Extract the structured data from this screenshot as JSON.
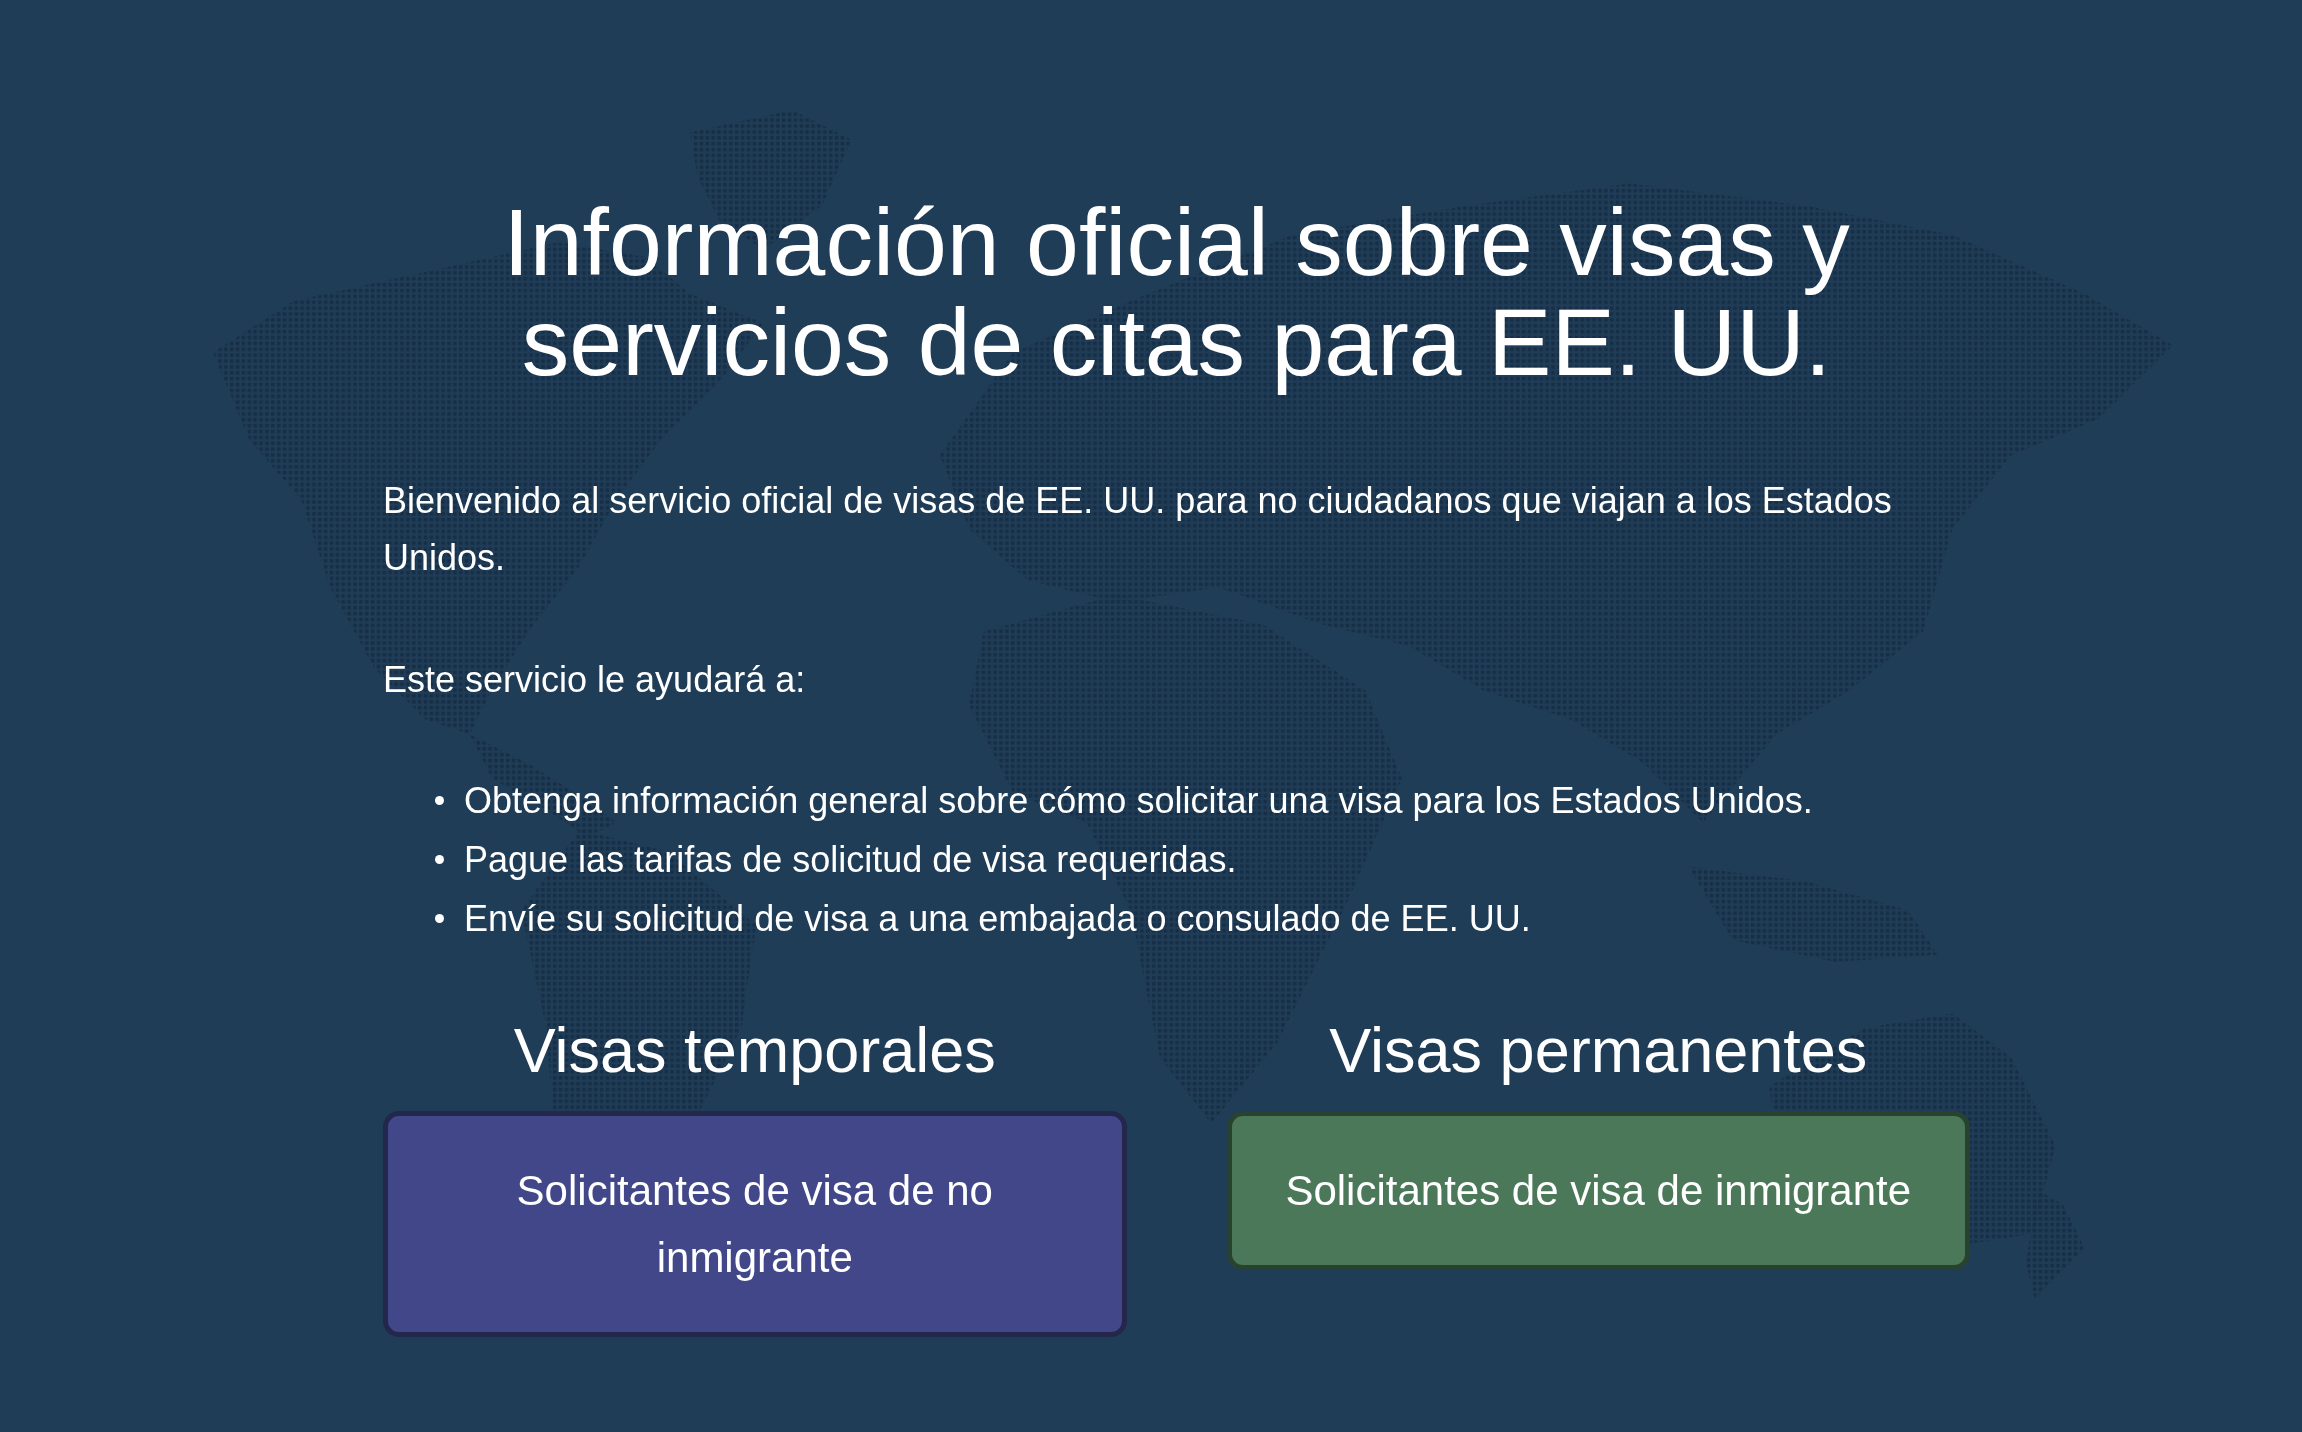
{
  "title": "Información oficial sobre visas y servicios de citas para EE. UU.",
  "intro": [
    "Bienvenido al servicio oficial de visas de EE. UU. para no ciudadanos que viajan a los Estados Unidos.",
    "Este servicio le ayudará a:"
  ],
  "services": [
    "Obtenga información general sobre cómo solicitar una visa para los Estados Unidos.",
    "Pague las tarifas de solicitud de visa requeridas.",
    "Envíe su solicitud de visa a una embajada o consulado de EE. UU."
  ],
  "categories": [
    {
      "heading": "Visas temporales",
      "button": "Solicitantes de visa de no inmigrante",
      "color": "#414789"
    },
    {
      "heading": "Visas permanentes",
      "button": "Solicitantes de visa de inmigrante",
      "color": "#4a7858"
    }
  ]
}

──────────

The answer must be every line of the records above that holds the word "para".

### Expected output:
  "title": "Información oficial sobre visas y servicios de citas para EE. UU.",
    "Bienvenido al servicio oficial de visas de EE. UU. para no ciudadanos que viajan a los Estados Unidos.",
    "Obtenga información general sobre cómo solicitar una visa para los Estados Unidos.",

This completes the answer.